● EXERCISE REQUIREMENTS: Lines in the data below that contain the word "grid" are to be copied.

(DATA SHOWN begins)

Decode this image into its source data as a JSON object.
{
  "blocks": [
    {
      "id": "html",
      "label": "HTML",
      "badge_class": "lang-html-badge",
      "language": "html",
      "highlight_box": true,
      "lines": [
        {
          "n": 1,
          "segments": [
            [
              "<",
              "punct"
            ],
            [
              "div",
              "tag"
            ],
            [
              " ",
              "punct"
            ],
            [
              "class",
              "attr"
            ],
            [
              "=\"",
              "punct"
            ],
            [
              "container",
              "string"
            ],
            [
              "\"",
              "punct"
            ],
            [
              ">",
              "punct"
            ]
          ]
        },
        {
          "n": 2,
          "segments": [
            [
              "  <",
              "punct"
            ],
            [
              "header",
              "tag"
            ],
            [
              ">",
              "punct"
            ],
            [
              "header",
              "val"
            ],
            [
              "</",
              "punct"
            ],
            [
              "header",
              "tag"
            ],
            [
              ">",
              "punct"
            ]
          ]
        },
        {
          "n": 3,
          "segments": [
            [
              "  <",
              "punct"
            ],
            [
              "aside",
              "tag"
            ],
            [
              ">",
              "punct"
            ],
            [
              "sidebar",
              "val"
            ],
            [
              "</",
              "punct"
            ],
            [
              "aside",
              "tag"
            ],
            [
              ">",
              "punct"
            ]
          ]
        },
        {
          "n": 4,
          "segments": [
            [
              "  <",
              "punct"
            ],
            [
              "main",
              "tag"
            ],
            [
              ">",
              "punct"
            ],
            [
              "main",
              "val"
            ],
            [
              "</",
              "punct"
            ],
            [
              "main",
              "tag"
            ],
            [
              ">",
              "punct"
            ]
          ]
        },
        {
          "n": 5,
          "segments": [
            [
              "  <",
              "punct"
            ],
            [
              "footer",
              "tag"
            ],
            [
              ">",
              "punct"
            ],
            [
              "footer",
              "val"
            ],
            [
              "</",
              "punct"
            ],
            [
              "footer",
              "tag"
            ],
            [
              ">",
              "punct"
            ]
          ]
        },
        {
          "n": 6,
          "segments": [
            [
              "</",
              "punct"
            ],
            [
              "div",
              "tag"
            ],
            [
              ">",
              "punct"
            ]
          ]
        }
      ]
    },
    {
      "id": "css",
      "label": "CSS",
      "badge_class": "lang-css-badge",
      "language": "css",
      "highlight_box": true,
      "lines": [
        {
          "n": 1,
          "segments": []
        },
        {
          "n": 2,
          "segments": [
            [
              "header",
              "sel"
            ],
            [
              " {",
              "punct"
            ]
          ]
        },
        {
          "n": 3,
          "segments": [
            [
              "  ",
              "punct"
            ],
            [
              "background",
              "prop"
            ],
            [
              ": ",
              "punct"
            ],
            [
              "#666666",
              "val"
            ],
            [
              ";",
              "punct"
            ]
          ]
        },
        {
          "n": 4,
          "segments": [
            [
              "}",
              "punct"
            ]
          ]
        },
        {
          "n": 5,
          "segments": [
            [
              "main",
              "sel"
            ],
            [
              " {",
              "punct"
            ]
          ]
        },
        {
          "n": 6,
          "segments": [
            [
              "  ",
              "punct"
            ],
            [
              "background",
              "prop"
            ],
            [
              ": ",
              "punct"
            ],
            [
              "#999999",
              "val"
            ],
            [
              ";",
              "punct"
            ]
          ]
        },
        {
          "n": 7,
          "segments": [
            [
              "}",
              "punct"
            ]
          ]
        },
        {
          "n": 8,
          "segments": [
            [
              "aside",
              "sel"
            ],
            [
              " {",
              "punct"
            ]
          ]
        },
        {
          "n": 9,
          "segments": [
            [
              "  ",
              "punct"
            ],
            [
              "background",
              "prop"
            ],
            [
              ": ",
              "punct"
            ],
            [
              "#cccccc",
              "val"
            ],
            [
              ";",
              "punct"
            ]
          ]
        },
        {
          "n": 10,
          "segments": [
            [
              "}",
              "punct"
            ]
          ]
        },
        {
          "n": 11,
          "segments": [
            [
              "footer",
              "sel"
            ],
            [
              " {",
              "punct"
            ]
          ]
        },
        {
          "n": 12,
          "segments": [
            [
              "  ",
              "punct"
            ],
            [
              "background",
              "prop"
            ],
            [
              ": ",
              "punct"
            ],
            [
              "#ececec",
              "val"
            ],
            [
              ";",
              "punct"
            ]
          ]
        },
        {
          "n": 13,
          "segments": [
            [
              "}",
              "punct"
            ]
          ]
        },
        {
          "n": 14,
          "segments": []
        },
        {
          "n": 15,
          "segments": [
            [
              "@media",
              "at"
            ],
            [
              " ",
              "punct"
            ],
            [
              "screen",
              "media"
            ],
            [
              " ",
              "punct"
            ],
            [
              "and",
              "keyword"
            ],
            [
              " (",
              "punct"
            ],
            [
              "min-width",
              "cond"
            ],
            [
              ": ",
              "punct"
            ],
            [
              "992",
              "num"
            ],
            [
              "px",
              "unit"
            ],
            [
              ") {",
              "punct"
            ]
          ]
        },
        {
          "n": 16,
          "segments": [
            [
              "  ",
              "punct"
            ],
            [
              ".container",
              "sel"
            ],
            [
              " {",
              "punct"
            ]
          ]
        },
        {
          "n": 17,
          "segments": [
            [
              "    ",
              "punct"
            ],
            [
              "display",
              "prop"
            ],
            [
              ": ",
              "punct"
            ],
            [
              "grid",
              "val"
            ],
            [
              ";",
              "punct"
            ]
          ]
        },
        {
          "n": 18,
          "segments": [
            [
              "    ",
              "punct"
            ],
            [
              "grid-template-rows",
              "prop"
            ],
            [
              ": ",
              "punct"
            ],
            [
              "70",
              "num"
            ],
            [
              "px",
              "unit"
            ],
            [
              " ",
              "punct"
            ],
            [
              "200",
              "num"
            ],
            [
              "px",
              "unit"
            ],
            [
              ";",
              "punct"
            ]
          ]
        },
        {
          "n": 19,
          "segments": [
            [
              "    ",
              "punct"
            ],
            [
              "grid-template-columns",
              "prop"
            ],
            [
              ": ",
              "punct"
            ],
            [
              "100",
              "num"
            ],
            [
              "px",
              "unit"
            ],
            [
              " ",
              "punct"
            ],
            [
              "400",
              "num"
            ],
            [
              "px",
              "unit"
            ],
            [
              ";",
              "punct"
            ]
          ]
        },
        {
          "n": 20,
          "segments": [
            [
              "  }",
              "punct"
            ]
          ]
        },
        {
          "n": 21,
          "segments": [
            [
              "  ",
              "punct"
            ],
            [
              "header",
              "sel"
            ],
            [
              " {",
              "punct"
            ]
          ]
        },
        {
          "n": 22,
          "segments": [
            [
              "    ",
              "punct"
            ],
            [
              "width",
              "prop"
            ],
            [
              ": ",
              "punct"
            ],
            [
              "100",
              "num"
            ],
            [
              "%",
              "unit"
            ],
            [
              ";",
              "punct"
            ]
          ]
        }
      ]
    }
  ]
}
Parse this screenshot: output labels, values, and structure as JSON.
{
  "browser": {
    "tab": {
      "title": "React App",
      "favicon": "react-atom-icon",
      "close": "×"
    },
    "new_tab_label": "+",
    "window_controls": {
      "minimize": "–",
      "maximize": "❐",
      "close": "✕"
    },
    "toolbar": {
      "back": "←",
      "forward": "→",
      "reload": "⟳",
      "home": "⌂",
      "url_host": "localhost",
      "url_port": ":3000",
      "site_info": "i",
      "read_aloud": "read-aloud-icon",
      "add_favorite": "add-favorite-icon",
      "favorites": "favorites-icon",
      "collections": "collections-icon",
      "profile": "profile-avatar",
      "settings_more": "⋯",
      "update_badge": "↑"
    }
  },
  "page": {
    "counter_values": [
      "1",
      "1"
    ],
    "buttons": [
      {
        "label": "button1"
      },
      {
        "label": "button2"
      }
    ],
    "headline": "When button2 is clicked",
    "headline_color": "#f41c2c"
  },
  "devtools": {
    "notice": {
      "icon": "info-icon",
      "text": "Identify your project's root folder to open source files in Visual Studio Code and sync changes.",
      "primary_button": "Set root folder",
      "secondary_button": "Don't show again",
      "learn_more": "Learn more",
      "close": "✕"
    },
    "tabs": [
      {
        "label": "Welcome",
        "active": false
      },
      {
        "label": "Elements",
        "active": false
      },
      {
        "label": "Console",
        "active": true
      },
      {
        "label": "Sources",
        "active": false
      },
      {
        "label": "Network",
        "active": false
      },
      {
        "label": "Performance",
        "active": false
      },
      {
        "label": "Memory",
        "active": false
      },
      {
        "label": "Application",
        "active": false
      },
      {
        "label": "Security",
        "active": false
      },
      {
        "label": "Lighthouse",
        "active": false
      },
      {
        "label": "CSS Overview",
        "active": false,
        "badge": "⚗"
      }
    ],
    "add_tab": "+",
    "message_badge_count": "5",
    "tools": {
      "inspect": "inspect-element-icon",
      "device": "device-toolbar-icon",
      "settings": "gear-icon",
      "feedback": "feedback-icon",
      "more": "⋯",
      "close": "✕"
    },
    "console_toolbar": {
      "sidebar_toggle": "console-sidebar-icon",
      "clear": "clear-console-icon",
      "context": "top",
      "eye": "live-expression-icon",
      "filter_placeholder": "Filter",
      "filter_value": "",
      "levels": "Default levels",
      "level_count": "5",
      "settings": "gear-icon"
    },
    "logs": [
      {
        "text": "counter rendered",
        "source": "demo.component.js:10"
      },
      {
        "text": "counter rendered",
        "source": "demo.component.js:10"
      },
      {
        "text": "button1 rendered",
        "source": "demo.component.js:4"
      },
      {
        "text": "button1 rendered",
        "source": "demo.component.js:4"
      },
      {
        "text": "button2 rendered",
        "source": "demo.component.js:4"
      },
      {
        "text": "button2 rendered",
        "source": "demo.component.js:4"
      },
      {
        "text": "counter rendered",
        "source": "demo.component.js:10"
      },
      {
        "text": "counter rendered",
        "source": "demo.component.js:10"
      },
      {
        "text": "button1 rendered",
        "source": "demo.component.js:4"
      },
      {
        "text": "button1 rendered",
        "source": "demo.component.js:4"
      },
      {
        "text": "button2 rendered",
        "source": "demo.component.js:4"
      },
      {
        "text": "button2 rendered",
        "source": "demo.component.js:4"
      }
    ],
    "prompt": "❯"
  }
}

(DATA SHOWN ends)

● ANSWER FOR THE TASK:
              "grid",
              "grid-template-rows",
              "grid-template-columns",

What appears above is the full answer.